App and web page records:
━━━

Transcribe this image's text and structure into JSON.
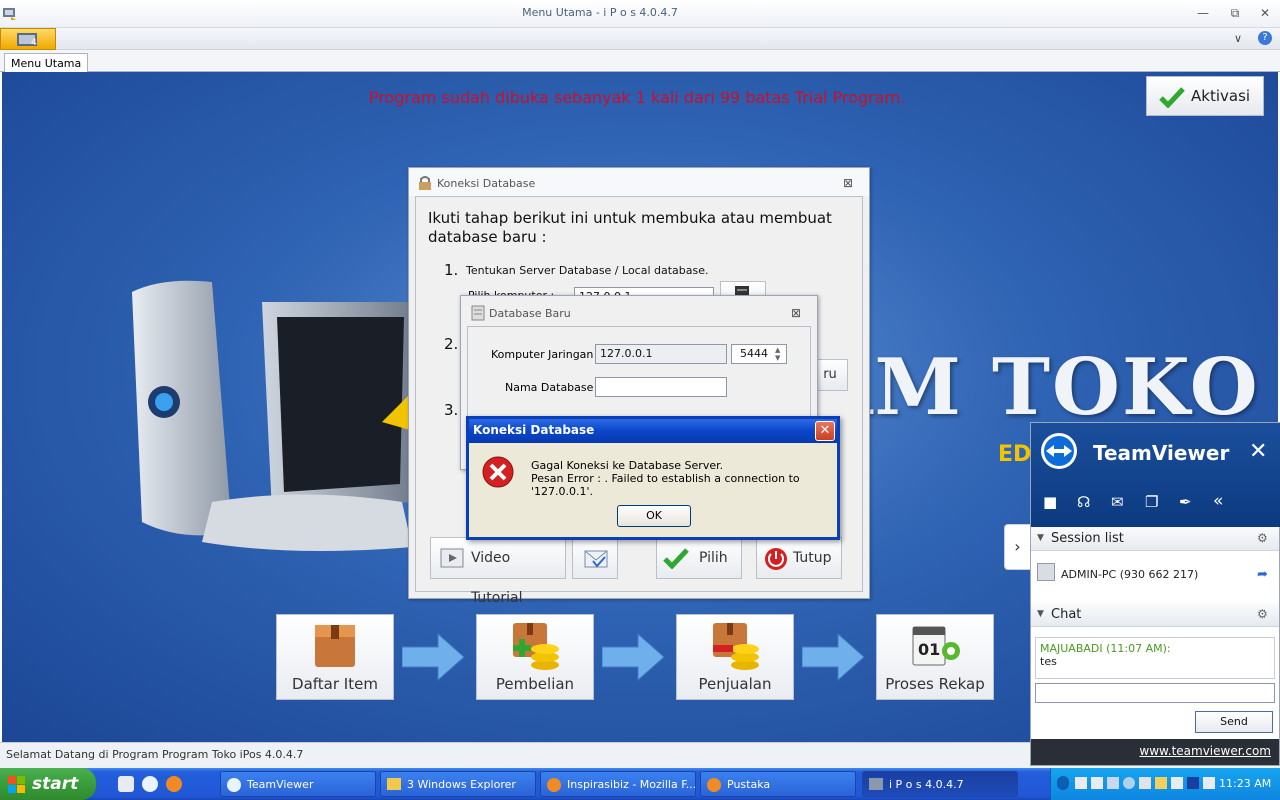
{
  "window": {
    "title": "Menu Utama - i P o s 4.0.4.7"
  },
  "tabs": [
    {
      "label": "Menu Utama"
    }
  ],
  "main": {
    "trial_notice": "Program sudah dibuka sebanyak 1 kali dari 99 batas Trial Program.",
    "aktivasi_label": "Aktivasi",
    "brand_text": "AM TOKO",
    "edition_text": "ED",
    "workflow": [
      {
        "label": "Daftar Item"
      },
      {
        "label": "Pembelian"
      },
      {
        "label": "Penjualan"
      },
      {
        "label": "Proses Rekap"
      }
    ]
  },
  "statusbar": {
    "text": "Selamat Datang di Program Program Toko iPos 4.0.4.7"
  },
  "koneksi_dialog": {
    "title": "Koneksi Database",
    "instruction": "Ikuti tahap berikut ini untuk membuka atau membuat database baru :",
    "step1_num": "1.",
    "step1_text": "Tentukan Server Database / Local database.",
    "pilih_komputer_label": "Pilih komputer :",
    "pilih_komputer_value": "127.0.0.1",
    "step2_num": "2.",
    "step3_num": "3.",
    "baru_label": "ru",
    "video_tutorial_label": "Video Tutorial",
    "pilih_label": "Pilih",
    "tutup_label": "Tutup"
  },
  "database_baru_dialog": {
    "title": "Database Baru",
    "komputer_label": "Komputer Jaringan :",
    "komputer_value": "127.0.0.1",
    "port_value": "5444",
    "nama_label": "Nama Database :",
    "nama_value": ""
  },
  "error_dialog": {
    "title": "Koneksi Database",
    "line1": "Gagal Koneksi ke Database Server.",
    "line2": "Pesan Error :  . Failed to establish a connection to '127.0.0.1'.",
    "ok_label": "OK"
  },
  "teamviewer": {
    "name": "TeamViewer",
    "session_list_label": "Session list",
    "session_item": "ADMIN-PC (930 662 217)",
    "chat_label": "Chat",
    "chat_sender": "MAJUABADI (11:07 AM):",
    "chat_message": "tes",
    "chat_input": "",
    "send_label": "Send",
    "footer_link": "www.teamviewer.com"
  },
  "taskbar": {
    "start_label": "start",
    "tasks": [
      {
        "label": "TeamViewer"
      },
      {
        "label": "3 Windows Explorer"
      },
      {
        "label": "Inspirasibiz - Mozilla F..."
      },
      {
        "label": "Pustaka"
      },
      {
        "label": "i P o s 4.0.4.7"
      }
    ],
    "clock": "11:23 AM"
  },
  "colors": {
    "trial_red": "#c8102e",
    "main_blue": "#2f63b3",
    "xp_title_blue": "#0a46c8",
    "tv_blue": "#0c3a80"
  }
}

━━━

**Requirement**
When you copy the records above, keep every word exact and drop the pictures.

**Answer box**
Transcribe this image's text and structure into JSON.
{
  "window": {
    "title": "Menu Utama - i P o s 4.0.4.7"
  },
  "tabs": [
    {
      "label": "Menu Utama"
    }
  ],
  "main": {
    "trial_notice": "Program sudah dibuka sebanyak 1 kali dari 99 batas Trial Program.",
    "aktivasi_label": "Aktivasi",
    "brand_text": "AM TOKO",
    "edition_text": "ED",
    "workflow": [
      {
        "label": "Daftar Item"
      },
      {
        "label": "Pembelian"
      },
      {
        "label": "Penjualan"
      },
      {
        "label": "Proses Rekap"
      }
    ]
  },
  "statusbar": {
    "text": "Selamat Datang di Program Program Toko iPos 4.0.4.7"
  },
  "koneksi_dialog": {
    "title": "Koneksi Database",
    "instruction": "Ikuti tahap berikut ini untuk membuka atau membuat database baru :",
    "step1_num": "1.",
    "step1_text": "Tentukan Server Database / Local database.",
    "pilih_komputer_label": "Pilih komputer :",
    "pilih_komputer_value": "127.0.0.1",
    "step2_num": "2.",
    "step3_num": "3.",
    "baru_label": "ru",
    "video_tutorial_label": "Video Tutorial",
    "pilih_label": "Pilih",
    "tutup_label": "Tutup"
  },
  "database_baru_dialog": {
    "title": "Database Baru",
    "komputer_label": "Komputer Jaringan :",
    "komputer_value": "127.0.0.1",
    "port_value": "5444",
    "nama_label": "Nama Database :",
    "nama_value": ""
  },
  "error_dialog": {
    "title": "Koneksi Database",
    "line1": "Gagal Koneksi ke Database Server.",
    "line2": "Pesan Error :  . Failed to establish a connection to '127.0.0.1'.",
    "ok_label": "OK"
  },
  "teamviewer": {
    "name": "TeamViewer",
    "session_list_label": "Session list",
    "session_item": "ADMIN-PC (930 662 217)",
    "chat_label": "Chat",
    "chat_sender": "MAJUABADI (11:07 AM):",
    "chat_message": "tes",
    "chat_input": "",
    "send_label": "Send",
    "footer_link": "www.teamviewer.com"
  },
  "taskbar": {
    "start_label": "start",
    "tasks": [
      {
        "label": "TeamViewer"
      },
      {
        "label": "3 Windows Explorer"
      },
      {
        "label": "Inspirasibiz - Mozilla F..."
      },
      {
        "label": "Pustaka"
      },
      {
        "label": "i P o s 4.0.4.7"
      }
    ],
    "clock": "11:23 AM"
  },
  "colors": {
    "trial_red": "#c8102e",
    "main_blue": "#2f63b3",
    "xp_title_blue": "#0a46c8",
    "tv_blue": "#0c3a80"
  }
}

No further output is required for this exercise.